Take the entries below and print all of them exactly, please.
----
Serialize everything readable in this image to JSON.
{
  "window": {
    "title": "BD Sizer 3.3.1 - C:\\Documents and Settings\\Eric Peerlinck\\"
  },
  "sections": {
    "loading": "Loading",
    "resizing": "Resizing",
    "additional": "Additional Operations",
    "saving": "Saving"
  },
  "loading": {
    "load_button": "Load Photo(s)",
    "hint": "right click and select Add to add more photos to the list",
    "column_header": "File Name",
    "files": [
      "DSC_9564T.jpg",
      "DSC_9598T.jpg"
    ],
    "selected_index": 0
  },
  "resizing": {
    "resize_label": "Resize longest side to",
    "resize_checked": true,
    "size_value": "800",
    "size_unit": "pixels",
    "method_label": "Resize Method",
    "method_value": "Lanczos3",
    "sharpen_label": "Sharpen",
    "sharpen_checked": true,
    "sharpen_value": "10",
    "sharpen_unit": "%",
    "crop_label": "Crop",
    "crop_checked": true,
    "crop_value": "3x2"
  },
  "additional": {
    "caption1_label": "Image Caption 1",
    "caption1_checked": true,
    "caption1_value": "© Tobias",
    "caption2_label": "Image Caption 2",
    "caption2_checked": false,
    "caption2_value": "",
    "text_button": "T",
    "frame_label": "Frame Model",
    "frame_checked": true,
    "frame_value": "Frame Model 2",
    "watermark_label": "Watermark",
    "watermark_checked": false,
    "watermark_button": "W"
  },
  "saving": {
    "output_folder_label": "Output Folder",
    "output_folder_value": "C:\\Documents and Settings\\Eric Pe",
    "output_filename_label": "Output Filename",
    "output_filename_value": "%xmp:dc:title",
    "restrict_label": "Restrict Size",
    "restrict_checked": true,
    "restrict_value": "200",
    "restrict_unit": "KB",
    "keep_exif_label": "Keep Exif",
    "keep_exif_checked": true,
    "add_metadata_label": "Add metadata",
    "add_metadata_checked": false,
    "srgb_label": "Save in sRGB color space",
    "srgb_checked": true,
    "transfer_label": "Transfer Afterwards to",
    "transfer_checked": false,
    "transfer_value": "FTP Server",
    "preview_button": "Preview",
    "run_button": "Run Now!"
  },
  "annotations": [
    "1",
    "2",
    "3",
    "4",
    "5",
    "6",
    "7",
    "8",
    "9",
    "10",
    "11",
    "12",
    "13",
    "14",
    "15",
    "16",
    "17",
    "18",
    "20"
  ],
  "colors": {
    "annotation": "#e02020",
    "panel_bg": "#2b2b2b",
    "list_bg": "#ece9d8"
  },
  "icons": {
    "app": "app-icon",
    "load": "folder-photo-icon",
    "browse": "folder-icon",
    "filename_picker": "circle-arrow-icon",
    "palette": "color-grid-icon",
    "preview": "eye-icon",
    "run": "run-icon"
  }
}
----
__ANSWER TO THIS EXERCISE__
Serialize everything readable in this image to JSON.
{
  "window": {
    "title": "BD Sizer 3.3.1 - C:\\Documents and Settings\\Eric Peerlinck\\"
  },
  "sections": {
    "loading": "Loading",
    "resizing": "Resizing",
    "additional": "Additional Operations",
    "saving": "Saving"
  },
  "loading": {
    "load_button": "Load Photo(s)",
    "hint": "right click and select Add to add more photos to the list",
    "column_header": "File Name",
    "files": [
      "DSC_9564T.jpg",
      "DSC_9598T.jpg"
    ],
    "selected_index": 0
  },
  "resizing": {
    "resize_label": "Resize longest side to",
    "resize_checked": true,
    "size_value": "800",
    "size_unit": "pixels",
    "method_label": "Resize Method",
    "method_value": "Lanczos3",
    "sharpen_label": "Sharpen",
    "sharpen_checked": true,
    "sharpen_value": "10",
    "sharpen_unit": "%",
    "crop_label": "Crop",
    "crop_checked": true,
    "crop_value": "3x2"
  },
  "additional": {
    "caption1_label": "Image Caption 1",
    "caption1_checked": true,
    "caption1_value": "© Tobias",
    "caption2_label": "Image Caption 2",
    "caption2_checked": false,
    "caption2_value": "",
    "text_button": "T",
    "frame_label": "Frame Model",
    "frame_checked": true,
    "frame_value": "Frame Model 2",
    "watermark_label": "Watermark",
    "watermark_checked": false,
    "watermark_button": "W"
  },
  "saving": {
    "output_folder_label": "Output Folder",
    "output_folder_value": "C:\\Documents and Settings\\Eric Pe",
    "output_filename_label": "Output Filename",
    "output_filename_value": "%xmp:dc:title",
    "restrict_label": "Restrict Size",
    "restrict_checked": true,
    "restrict_value": "200",
    "restrict_unit": "KB",
    "keep_exif_label": "Keep Exif",
    "keep_exif_checked": true,
    "add_metadata_label": "Add metadata",
    "add_metadata_checked": false,
    "srgb_label": "Save in sRGB color space",
    "srgb_checked": true,
    "transfer_label": "Transfer Afterwards to",
    "transfer_checked": false,
    "transfer_value": "FTP Server",
    "preview_button": "Preview",
    "run_button": "Run Now!"
  },
  "annotations": [
    "1",
    "2",
    "3",
    "4",
    "5",
    "6",
    "7",
    "8",
    "9",
    "10",
    "11",
    "12",
    "13",
    "14",
    "15",
    "16",
    "17",
    "18",
    "20"
  ],
  "colors": {
    "annotation": "#e02020",
    "panel_bg": "#2b2b2b",
    "list_bg": "#ece9d8"
  },
  "icons": {
    "app": "app-icon",
    "load": "folder-photo-icon",
    "browse": "folder-icon",
    "filename_picker": "circle-arrow-icon",
    "palette": "color-grid-icon",
    "preview": "eye-icon",
    "run": "run-icon"
  }
}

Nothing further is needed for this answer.